I am a man of faith. I was raised in a church-going family and a home of prayer. My ancestors were driven from their homes more than once, their rights trampled, all in the name of religion. They were mobbed and denigrated and raped and killed. I am proud of the faith of my fathers and I will never distance myself from it for political gain. We must be past the days of religious oppression and discrimination. You may call me a Mormon but I belong to the Church of JESUS CHRIST of Latter-day Saints! I have studied the Bible from the time I was just a boy. I interrupted college at Stanford University and left behind my family, who at the time were engaged in a presidential campaign, and served God full-time for two years of my life - everyday, teaching and testifying of Jesus Christ and His message. I endured persecution and nearly died in an automobile accident, but I didn't go home, I fought the good fight of Christ. I have since raised my own family in a spirit of faith and served as a lay Christian leader of a huge congregation in the Boston area. I worship each Sunday and gather my family frequently for study, fasting, and prayer. I read the Bible daily and though I fall short I strive to adhere to its principles. I know that Jesus Christ is not only the Savior of the world, but also my personal Savior, and that only in and through His grace will I be saved. There is no religious grouping or denomination that has a monopoly on that solemn declaration! I know that He is the Son of God and that He will come again. We may disagree about technical definitions of what it means to be a "true" Christian, but you show me a man who believes in Christ and loves Him and obeys him and tries to serve Him and I will show you a TRUE Christian! One's identification as a Christian is not determined by others, it is proclaimed by himself. It is not determined by the creeds of men, it is determined by his life. Had I lived at the time of ancient Rome I would have gone to the lions just like you. If I am not qualified to be president of the United States based off specific doctrinal differences that will have no bearing on my ability to perform the duties of that high office, so let it be! But I say to you that the founders of our nation would cringe at such an idea. I say that is religious bigotry.

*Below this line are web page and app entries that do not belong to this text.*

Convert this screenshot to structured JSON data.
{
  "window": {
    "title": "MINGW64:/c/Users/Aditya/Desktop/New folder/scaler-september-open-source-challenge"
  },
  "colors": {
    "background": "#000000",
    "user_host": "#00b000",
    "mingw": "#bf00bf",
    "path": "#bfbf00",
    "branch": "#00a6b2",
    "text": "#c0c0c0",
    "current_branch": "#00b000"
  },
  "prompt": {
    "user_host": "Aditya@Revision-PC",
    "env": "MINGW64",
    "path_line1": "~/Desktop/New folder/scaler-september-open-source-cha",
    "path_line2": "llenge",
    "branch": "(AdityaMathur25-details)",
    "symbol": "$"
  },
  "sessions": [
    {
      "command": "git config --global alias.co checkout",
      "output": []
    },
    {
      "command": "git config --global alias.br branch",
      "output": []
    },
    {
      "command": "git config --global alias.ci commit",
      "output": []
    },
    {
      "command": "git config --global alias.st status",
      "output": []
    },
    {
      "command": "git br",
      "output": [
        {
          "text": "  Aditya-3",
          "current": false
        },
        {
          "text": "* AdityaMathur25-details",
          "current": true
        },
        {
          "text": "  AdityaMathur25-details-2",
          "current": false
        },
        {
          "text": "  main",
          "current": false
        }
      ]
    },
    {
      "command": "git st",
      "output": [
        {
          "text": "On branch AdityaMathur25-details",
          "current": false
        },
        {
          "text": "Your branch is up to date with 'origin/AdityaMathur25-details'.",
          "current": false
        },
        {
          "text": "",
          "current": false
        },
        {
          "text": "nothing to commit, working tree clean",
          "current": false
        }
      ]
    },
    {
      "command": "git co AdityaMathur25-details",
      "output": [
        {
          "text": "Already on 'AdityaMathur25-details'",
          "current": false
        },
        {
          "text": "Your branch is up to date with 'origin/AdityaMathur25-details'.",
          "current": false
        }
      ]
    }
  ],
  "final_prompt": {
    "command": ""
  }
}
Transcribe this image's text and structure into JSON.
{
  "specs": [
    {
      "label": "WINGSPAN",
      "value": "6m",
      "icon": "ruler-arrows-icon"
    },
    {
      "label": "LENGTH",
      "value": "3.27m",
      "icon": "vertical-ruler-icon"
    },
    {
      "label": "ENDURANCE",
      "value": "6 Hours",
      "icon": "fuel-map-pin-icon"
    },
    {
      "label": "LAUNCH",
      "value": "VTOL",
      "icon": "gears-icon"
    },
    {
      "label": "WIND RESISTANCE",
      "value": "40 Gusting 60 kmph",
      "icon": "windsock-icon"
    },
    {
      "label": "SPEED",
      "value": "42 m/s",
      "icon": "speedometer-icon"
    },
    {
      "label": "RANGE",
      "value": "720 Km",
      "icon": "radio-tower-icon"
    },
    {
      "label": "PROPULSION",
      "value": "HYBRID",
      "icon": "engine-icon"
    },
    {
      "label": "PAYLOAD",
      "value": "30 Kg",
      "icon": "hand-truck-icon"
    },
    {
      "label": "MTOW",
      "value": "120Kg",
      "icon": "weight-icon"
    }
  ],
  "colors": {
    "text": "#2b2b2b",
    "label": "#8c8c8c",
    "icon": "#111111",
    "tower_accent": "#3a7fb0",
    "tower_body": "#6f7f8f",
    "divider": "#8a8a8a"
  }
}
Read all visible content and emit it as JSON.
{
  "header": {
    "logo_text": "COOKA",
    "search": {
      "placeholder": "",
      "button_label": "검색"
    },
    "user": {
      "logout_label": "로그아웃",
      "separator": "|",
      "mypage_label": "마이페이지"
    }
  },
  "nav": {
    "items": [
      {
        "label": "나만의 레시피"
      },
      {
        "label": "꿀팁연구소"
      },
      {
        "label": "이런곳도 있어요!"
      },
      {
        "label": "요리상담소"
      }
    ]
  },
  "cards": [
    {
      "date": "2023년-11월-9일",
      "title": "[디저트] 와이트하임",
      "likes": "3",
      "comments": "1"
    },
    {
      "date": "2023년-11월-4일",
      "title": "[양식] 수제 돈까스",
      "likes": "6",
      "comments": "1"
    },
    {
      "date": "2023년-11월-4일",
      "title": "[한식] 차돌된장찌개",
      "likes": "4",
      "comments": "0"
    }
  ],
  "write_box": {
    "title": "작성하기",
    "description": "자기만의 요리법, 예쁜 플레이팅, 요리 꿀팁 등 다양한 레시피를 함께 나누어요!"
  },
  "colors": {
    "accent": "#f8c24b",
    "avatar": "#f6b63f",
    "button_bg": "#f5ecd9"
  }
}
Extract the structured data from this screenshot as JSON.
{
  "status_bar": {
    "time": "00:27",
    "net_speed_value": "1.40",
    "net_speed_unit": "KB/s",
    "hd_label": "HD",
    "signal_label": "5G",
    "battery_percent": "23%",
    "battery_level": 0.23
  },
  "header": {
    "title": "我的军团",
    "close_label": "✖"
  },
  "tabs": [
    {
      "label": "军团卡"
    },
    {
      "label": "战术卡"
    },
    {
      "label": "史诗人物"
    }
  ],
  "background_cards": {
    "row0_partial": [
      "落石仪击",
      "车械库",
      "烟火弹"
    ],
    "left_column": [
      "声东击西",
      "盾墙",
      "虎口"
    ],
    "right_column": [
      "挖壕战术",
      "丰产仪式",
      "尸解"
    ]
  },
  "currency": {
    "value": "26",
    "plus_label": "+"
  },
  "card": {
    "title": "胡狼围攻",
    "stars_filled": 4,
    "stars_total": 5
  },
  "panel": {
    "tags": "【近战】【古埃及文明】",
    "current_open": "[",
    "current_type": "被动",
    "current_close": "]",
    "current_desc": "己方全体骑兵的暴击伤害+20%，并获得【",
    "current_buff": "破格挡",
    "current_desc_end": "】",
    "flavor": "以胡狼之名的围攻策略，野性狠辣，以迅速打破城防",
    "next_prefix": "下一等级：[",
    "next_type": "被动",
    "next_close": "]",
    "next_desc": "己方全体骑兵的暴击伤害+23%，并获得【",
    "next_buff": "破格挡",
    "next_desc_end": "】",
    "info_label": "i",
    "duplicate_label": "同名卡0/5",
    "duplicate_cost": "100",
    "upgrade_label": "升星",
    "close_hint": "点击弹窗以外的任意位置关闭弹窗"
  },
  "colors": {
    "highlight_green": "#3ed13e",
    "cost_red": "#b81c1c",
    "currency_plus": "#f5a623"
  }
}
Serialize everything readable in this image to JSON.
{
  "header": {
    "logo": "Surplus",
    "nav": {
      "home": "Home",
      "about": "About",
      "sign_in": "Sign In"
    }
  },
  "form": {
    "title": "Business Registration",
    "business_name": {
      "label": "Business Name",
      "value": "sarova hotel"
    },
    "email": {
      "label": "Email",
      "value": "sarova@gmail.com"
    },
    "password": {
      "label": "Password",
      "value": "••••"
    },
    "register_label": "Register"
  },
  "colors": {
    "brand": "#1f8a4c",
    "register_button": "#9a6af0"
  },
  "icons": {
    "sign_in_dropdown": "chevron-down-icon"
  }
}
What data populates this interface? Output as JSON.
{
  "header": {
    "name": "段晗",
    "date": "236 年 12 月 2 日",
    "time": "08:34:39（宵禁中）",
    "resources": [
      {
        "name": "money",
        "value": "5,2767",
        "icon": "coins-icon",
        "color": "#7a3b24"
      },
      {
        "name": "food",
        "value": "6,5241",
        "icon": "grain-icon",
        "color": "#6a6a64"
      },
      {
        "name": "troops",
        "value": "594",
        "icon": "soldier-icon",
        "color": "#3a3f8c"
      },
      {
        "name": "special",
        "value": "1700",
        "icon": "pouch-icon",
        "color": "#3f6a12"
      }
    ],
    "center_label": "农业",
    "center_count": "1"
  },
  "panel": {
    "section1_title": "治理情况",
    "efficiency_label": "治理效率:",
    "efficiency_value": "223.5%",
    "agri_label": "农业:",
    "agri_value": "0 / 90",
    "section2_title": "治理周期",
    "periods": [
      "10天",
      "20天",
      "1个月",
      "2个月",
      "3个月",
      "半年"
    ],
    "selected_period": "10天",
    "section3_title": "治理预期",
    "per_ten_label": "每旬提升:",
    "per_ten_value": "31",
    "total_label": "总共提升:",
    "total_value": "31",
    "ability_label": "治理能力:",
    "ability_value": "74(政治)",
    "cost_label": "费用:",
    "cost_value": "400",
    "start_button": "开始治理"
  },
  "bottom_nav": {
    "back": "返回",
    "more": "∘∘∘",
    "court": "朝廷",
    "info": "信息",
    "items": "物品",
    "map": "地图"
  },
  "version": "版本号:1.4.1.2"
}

Would it go over well with the hard-core evangelical leaders? No. Would it speak to the people and be courageous and bold? Yes. And that's what we need in a president.